- Human hair structure has been studied extensively for more than 70 years, but a complete picture of its local structure has proven elusive. But now, by combining a submicron X-ray beam with cross-section geometry, a team of researchers has detected new structural features of human hair.
A new discovery about the structure of human hair is likely to change the way scientists and researchers, as well as the cosmetics industry, view and explore it in the future.
Human hair structure has been studied extensively for more than 70 years, but a complete picture of its local structure has proven elusive.

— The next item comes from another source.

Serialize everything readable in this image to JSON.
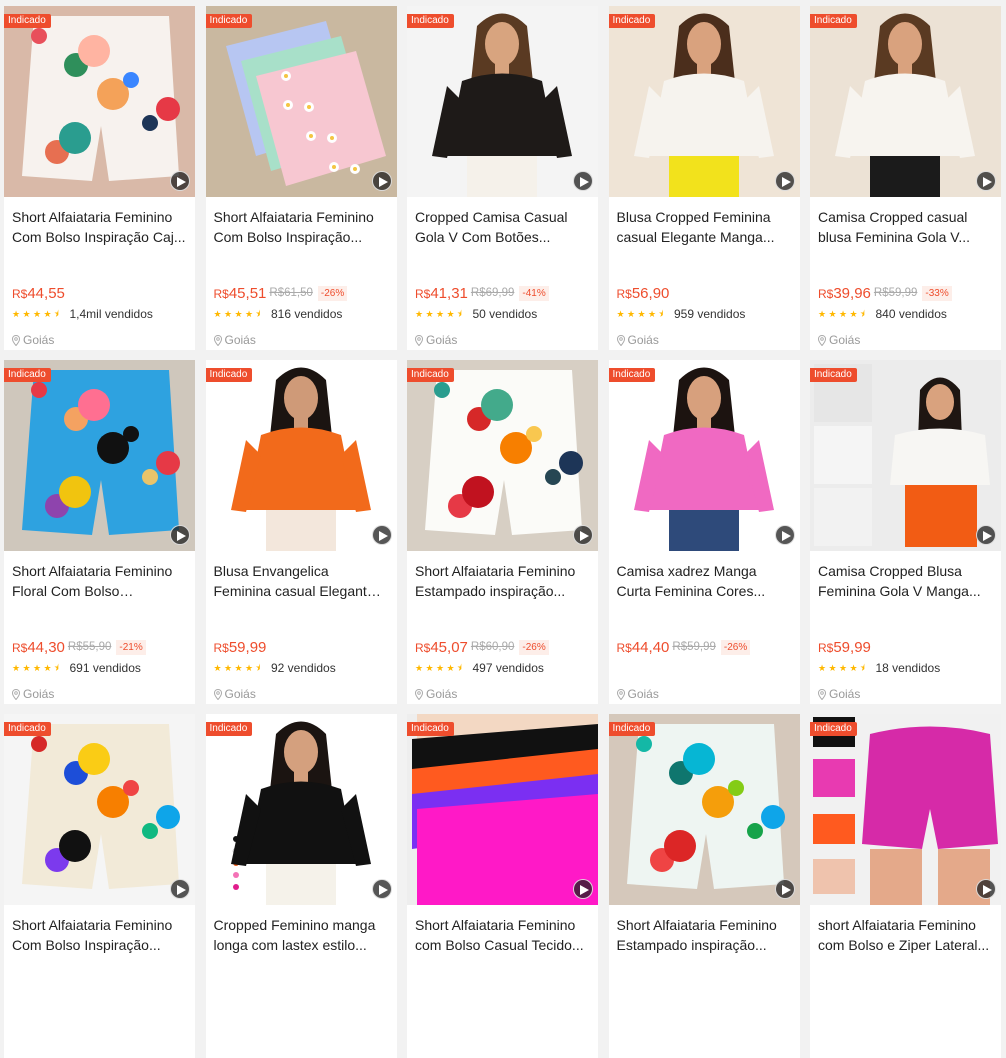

But now, by combining a submicron X-ray beam with cross-section geometry, a team of researchers in Brazil and New York has detected new structural features of human hair. During the American Crystallographic Association (ACA) 2015 Meeting, which will be held in Philadelphia from July 25-29, Vesna Stanic, a scientist working at the Brazilian Synchrotron Light Source, will present an abstract, “Local and average structure of human hair,” describing their discovery and methods.
If you’ve heard of “keratin,” you may already know that human hair consists primarily of keratin molecules arranged in a hierarchical sort of structure, in which the fundamental building block is known as an “intermediate filament.”
While studying materials used for hair treatments, Stanic wondered what effect these treatments were having on the diffraction pattern of the hair. X-ray diffraction patterns of a given material can reveal the local arrangement of molecular and atomic structure.
Although diffraction patterns have been examined and reported in several publications in the past, they involved bundles of hair fibers or microdiffraction on single hair fibers — and, most significantly, the X-ray beam was always oriented perpendicular to the hair fiber axis.
So Stanic decided to take a closer look at the diffraction pattern of the hair by measuring it with an X-ray beam aimed parallel — rather than perpendicular — to the hair axis. “I wanted to use a submicron X-ray beam, so I asked colleague Kenneth Evans-Lutterodt to perform an experiment on the microdiffraction beamline at Brookhaven National Laboratory,” she added.
Using a submicron X-ray beam and transmission electron microscopy, they were able to spatially resolve the local structure of the three main regions of human hair: medulla, cortex and cuticle.
“We performed a full diffraction map from a 30-micron-thick cross section of hair, with an incident beam parallel to the hair axis and then compared it to the diffraction map with the beam perpendicular to the hair axis,” noted Stanic.
What they found
The researchers found an additional, previously unobserved structural region in the cortex near the cuticle boundary. “We also discovered that within the cuticle a key diffraction feature of the alpha keratin is absent — indicating the presence of beta keratin instead of the alpha keratin phase,” said Stanic. Until now, it was believed that keratin in the whole hair had only an alpha conformation, she explained.
The work “provides irrefutable experimental evidence of the hair phase variation across the three main regions of hair and is an important step toward gaining a better understanding of hierarchical ordering of the intermediate filaments of keratin,” she said. “It also highlights the importance of using a submicron X-ray beam to unravel the structures of poorly ordered, multiphase systems such as hair.”
The team believes the cosmetics industry will benefit from their findings. “If the goal of the cosmetics industry is to make new and better products for hair, then it’s absolutely critical for them to understand the local structure of hair and the effects their products are having at the molecular level,” Stanic added.